* WHAT TO DO
Reproduce all of the records word for word, omitting the pictures.

* Dataset items
========

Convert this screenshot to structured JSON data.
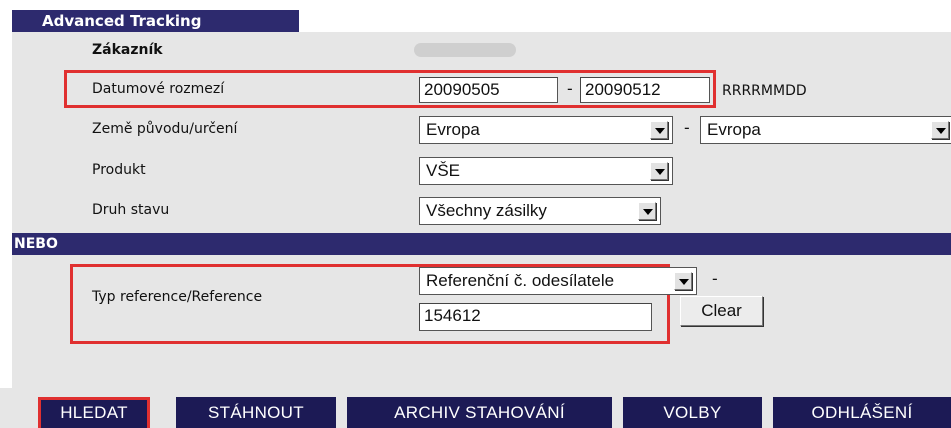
{
  "header": {
    "title": "Advanced Tracking"
  },
  "form": {
    "customer_label": "Zákazník",
    "date_range": {
      "label": "Datumové rozmezí",
      "from": "20090505",
      "separator": "-",
      "to": "20090512",
      "format_hint": "RRRRMMDD"
    },
    "country": {
      "label": "Země původu/určení",
      "origin": "Evropa",
      "separator": "-",
      "destination": "Evropa"
    },
    "product": {
      "label": "Produkt",
      "value": "VŠE"
    },
    "status": {
      "label": "Druh stavu",
      "value": "Všechny zásilky"
    }
  },
  "or_section": {
    "label": "NEBO",
    "reference": {
      "label": "Typ reference/Reference",
      "type": "Referenční č. odesílatele",
      "separator": "-",
      "value": "154612",
      "clear_label": "Clear"
    }
  },
  "nav": {
    "search": "HLEDAT",
    "download": "STÁHNOUT",
    "archive": "ARCHIV STAHOVÁNÍ",
    "options": "VOLBY",
    "logout": "ODHLÁŠENÍ"
  },
  "colors": {
    "header_bg": "#2d2a6e",
    "nav_bg": "#1c1a55",
    "panel_bg": "#e6e6e6",
    "highlight": "#e03030"
  }
}
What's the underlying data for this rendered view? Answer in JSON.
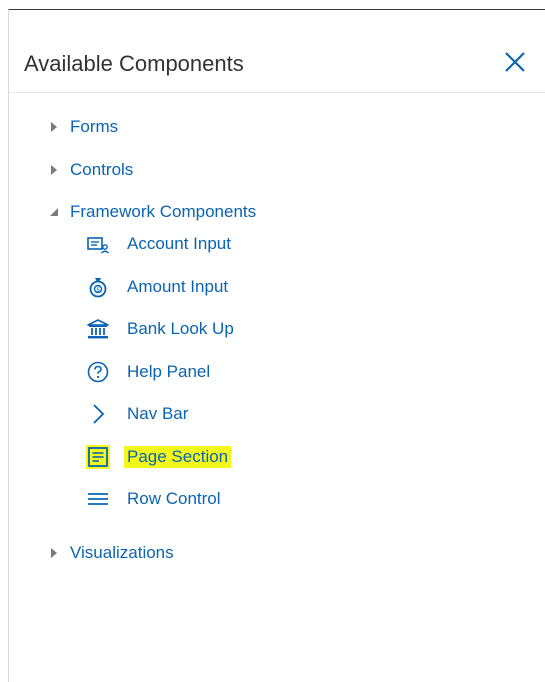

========

* ANSWER
Convert this screenshot to structured JSON data.
{
  "header": {
    "title": "Advanced Tracking"
  },
  "form": {
    "customer_label": "Zákazník",
    "date_range": {
      "label": "Datumové rozmezí",
      "from": "20090505",
      "separator": "-",
      "to": "20090512",
      "format_hint": "RRRRMMDD"
    },
    "country": {
      "label": "Země původu/určení",
      "origin": "Evropa",
      "separator": "-",
      "destination": "Evropa"
    },
    "product": {
      "label": "Produkt",
      "value": "VŠE"
    },
    "status": {
      "label": "Druh stavu",
      "value": "Všechny zásilky"
    }
  },
  "or_section": {
    "label": "NEBO",
    "reference": {
      "label": "Typ reference/Reference",
      "type": "Referenční č. odesílatele",
      "separator": "-",
      "value": "154612",
      "clear_label": "Clear"
    }
  },
  "nav": {
    "search": "HLEDAT",
    "download": "STÁHNOUT",
    "archive": "ARCHIV STAHOVÁNÍ",
    "options": "VOLBY",
    "logout": "ODHLÁŠENÍ"
  },
  "colors": {
    "header_bg": "#2d2a6e",
    "nav_bg": "#1c1a55",
    "panel_bg": "#e6e6e6",
    "highlight": "#e03030"
  }
}
What's the underlying data for this rendered view? Answer in JSON.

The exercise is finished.